I was born on the river Kalmius, right in the center of a large city Donetsk (Донецьк, Донецк). It was established before 1779, and was the fifth-largest city in Ukraine, in the center of economic and cultural region Donbas. This beautiful city, which was full of roses and interesting buildings - theaters, operas, universities, institutes, and was bursting with commercial live from late 1990s - is now partly destroyed by war. Most people left.
The war started in 2014. In the past, Donetsk stood through civil war 1917-23, and became a part soviet Republic. About 300,000 county residents died during the Holodomor because Soviet government in Moscow took away all the crops. The German invasion in 1941 almost completely destroyed the city. It was occupied by German and Italian forces for two years.
Donetsk's climate is moderate warm continental with the average temperatures from −4.1 °C (25 °F) in Winter to 21.6 °C (71 °F) in Summer.
Donetsk is known as a city of million roses, and has many parks, theaters, and museums.
Roses of multiple colors in parks, on the streets, and along the river.
Various parks in the Donetsk city, a view on Kalmius, and the botanical garden.
Drama theaters, movie theater, children's music and drama theater (red),
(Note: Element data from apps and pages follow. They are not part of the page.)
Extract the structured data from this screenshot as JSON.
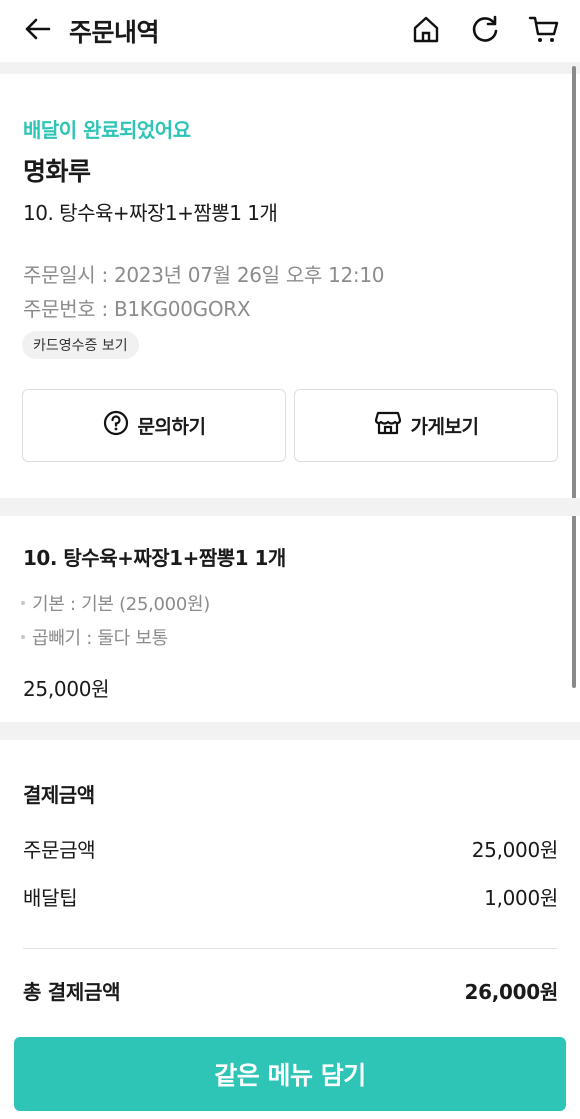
{
  "header": {
    "title": "주문내역",
    "icons": [
      "back-arrow-icon",
      "home-icon",
      "refresh-icon",
      "cart-icon"
    ]
  },
  "order": {
    "status": "배달이 완료되었어요",
    "store_name": "명화루",
    "title": "10. 탕수육+짜장1+짬뽕1 1개",
    "datetime": "주문일시 : 2023년 07월 26일 오후 12:10",
    "number": "주문번호 : B1KG00GORX",
    "receipt_label": "카드영수증 보기",
    "inquiry_label": "문의하기",
    "store_view_label": "가게보기"
  },
  "item": {
    "title": "10. 탕수육+짜장1+짬뽕1 1개",
    "options": [
      "기본 : 기본 (25,000원)",
      "곱빼기 : 둘다 보통"
    ],
    "price": "25,000원"
  },
  "payment": {
    "heading": "결제금액",
    "order_amount_label": "주문금액",
    "order_amount": "25,000원",
    "delivery_tip_label": "배달팁",
    "delivery_tip": "1,000원",
    "total_label": "총 결제금액",
    "total": "26,000원"
  },
  "cta_label": "같은 메뉴 담기",
  "colors": {
    "accent": "#2ec4b6",
    "separator": "#f2f2f3",
    "muted_text": "#8c8c8c"
  }
}
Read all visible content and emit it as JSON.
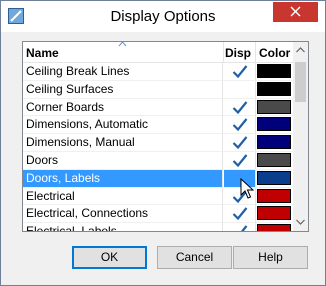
{
  "window": {
    "title": "Display Options",
    "close_glyph": "close-icon"
  },
  "columns": {
    "name": "Name",
    "disp": "Disp",
    "color": "Color"
  },
  "rows": [
    {
      "name": "Ceiling Break Lines",
      "disp": true,
      "color": "#000000",
      "selected": false
    },
    {
      "name": "Ceiling Surfaces",
      "disp": false,
      "color": "#000000",
      "selected": false
    },
    {
      "name": "Corner Boards",
      "disp": true,
      "color": "#4a4a4a",
      "selected": false
    },
    {
      "name": "Dimensions,  Automatic",
      "disp": true,
      "color": "#00007a",
      "selected": false
    },
    {
      "name": "Dimensions,  Manual",
      "disp": true,
      "color": "#00007a",
      "selected": false
    },
    {
      "name": "Doors",
      "disp": true,
      "color": "#4a4a4a",
      "selected": false
    },
    {
      "name": "Doors, Labels",
      "disp": false,
      "color": "#0a3d8c",
      "selected": true
    },
    {
      "name": "Electrical",
      "disp": true,
      "color": "#c00000",
      "selected": false
    },
    {
      "name": "Electrical, Connections",
      "disp": true,
      "color": "#c00000",
      "selected": false
    },
    {
      "name": "Electrical, Labels",
      "disp": true,
      "color": "#c00000",
      "selected": false
    }
  ],
  "buttons": {
    "ok": "OK",
    "cancel": "Cancel",
    "help": "Help"
  },
  "colors": {
    "check": "#1f5fa8",
    "selection": "#3399ff",
    "close_bg": "#c7372f"
  }
}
academic theater of opera and ballet (where my mom used to dance).
The botanical gardens' building, circus "Cosmos", library, sport arena "Locomotive", shopping center "White Swan", and the main street, Artema, at night.
This is how Donetsk looked before I was born:
Monument to the Victims of Fascism, railway station, my favorite Scherbakov park (2 in the middle), Institute of Traumatology and Orthopedics, and our nearest grocery store (last, far right).
On this picture you can see my teenage mom on the river - she gave me birth on the other side of this bridge. The building where I spent the first year of my life is somewhere behind the trees. My mother danced in the opera and ballet theater 15-minute walk from there (on one of the photos above), and a wide historical street paved with large polished stones led to it.
These are a few places near to where I lived:
Hotel "Tourist" five walking minutes away (2nd), sculptures of an industrial engineer John James Hughes and a poet Taras Shevchenko, and the nearest movie theater (last).
This is the feel of Donetsk in 1990s:
Since about 6-7 years old, I used to fly to Donetsk every year. Its airport was small but neat: Donetsk International Airport named after composer Sergei Prokofiev, who was born in Donetsk. It was later rebuilt, in 2012. (See the first two corresponding pictures below). And then it was demolished by war criminals (pictured last).